(App and web page records)
'''
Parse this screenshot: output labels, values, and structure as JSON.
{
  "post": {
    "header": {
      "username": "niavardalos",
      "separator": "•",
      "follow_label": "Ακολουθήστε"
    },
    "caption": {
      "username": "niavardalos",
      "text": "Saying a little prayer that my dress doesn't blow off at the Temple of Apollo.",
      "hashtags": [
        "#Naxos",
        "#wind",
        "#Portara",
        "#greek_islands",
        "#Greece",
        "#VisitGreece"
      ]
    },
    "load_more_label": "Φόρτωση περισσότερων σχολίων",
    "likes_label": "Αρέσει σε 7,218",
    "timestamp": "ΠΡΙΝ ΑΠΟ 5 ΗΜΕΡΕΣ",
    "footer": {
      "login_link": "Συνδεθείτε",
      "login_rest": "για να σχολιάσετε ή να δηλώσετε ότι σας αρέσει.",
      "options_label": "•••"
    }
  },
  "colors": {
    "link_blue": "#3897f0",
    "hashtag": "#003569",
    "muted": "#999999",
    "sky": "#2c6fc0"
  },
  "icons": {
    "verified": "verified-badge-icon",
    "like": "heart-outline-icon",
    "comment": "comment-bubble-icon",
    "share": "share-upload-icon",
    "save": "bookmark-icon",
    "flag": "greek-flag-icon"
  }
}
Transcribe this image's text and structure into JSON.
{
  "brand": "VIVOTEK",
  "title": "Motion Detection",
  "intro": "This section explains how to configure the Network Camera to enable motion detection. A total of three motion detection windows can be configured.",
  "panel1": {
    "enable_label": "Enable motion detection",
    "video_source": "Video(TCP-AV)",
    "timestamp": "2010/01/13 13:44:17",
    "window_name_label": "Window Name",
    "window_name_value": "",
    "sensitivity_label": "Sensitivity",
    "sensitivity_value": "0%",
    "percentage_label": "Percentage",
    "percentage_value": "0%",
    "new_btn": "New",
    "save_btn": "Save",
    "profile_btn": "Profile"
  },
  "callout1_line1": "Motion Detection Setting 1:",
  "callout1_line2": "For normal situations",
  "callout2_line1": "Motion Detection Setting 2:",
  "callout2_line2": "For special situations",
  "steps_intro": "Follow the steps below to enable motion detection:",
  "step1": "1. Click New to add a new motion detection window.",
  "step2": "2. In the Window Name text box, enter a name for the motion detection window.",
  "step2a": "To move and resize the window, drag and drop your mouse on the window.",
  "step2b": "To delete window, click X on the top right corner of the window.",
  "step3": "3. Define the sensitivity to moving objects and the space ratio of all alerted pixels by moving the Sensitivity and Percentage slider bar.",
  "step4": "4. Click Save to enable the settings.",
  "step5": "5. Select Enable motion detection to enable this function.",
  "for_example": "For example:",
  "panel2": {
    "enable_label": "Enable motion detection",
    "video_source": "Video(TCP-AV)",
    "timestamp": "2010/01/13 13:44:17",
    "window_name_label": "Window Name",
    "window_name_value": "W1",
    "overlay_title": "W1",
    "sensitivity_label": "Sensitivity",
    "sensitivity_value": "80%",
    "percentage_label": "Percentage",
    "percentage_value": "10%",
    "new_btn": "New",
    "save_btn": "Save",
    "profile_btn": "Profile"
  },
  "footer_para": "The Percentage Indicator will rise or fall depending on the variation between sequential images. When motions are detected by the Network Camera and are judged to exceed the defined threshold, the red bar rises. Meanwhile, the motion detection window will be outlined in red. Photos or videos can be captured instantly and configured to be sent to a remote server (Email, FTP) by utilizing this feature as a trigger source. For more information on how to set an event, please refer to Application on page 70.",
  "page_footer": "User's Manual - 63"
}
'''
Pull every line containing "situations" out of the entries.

**WRITTEN SOLUTION:**
  "callout1_line2": "For normal situations",
  "callout2_line2": "For special situations",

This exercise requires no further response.